__WHAT IS NEEDED__. Which lines of the listing below contain the word "this"? Copy each of them.

__DATA FOR PROCESSING__.
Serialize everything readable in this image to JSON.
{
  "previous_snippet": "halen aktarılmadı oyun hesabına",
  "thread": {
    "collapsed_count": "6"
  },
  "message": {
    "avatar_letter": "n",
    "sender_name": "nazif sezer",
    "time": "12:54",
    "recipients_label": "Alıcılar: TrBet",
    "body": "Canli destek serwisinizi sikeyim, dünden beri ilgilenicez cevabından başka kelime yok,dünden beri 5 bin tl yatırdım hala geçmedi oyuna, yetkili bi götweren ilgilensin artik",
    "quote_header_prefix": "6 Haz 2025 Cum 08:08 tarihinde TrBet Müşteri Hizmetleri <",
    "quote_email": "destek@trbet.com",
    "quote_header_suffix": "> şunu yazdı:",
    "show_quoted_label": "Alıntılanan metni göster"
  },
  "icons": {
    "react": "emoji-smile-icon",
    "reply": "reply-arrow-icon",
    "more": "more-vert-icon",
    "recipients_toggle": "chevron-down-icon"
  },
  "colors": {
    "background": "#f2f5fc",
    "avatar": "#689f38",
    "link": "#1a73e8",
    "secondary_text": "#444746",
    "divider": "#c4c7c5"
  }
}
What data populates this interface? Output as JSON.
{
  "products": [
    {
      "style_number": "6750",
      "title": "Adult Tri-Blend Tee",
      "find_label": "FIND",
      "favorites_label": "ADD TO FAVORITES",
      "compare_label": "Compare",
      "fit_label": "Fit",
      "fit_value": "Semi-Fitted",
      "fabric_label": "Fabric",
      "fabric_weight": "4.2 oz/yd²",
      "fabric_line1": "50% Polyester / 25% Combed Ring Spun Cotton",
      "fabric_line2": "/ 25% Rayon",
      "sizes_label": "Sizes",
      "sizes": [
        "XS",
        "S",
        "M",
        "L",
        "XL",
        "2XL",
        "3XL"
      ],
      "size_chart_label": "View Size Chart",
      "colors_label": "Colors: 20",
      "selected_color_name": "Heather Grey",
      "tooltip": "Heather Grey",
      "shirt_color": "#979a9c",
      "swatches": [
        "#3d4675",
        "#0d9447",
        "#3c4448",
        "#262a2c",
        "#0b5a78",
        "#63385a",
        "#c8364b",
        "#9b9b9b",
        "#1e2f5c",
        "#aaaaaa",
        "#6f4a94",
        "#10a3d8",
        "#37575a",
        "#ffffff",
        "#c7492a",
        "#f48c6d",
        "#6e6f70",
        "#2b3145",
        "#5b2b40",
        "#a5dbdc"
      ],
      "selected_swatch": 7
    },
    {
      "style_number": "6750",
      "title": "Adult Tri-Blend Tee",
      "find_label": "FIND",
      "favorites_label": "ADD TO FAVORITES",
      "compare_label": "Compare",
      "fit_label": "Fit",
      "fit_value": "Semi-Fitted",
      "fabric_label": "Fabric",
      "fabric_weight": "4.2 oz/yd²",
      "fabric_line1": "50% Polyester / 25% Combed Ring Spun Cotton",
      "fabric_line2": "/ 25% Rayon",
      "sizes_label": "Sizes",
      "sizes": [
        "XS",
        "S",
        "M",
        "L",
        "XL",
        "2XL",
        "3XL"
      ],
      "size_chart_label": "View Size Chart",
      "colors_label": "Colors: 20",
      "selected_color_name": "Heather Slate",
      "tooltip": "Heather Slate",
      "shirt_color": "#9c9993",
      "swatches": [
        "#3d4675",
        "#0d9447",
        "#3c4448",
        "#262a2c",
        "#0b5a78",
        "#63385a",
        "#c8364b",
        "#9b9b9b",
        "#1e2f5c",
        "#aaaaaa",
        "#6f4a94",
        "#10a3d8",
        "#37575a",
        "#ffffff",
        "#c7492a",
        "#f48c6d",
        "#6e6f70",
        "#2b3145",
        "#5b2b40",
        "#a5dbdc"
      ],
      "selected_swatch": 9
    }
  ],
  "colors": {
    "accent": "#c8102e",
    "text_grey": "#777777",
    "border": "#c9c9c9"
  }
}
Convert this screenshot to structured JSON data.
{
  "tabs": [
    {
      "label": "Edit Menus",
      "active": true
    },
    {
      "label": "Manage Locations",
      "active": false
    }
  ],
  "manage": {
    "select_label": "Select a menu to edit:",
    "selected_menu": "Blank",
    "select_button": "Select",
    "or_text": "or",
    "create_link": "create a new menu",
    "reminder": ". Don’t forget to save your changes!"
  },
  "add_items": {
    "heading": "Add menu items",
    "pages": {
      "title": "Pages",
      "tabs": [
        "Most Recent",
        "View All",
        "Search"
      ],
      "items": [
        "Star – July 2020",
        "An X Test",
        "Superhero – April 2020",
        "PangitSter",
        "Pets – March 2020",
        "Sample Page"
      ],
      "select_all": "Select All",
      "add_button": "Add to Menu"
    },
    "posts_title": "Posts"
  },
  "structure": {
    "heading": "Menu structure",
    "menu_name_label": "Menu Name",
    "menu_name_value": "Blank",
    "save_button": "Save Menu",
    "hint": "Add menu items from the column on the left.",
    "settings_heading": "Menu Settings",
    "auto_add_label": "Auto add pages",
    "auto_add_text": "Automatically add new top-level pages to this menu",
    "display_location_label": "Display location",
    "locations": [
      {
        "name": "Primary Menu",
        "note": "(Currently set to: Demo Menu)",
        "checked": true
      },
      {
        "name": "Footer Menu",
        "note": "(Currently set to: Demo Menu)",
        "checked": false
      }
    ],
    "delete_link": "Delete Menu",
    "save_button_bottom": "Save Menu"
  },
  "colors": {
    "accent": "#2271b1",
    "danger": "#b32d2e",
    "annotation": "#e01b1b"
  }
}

__EXERCISE OUTPUT__.
Serialize everything readable in this image to JSON.
What data populates this interface? Output as JSON.
Convert this screenshot to structured JSON data.
    "auto_add_text": "Automatically add new top-level pages to this menu",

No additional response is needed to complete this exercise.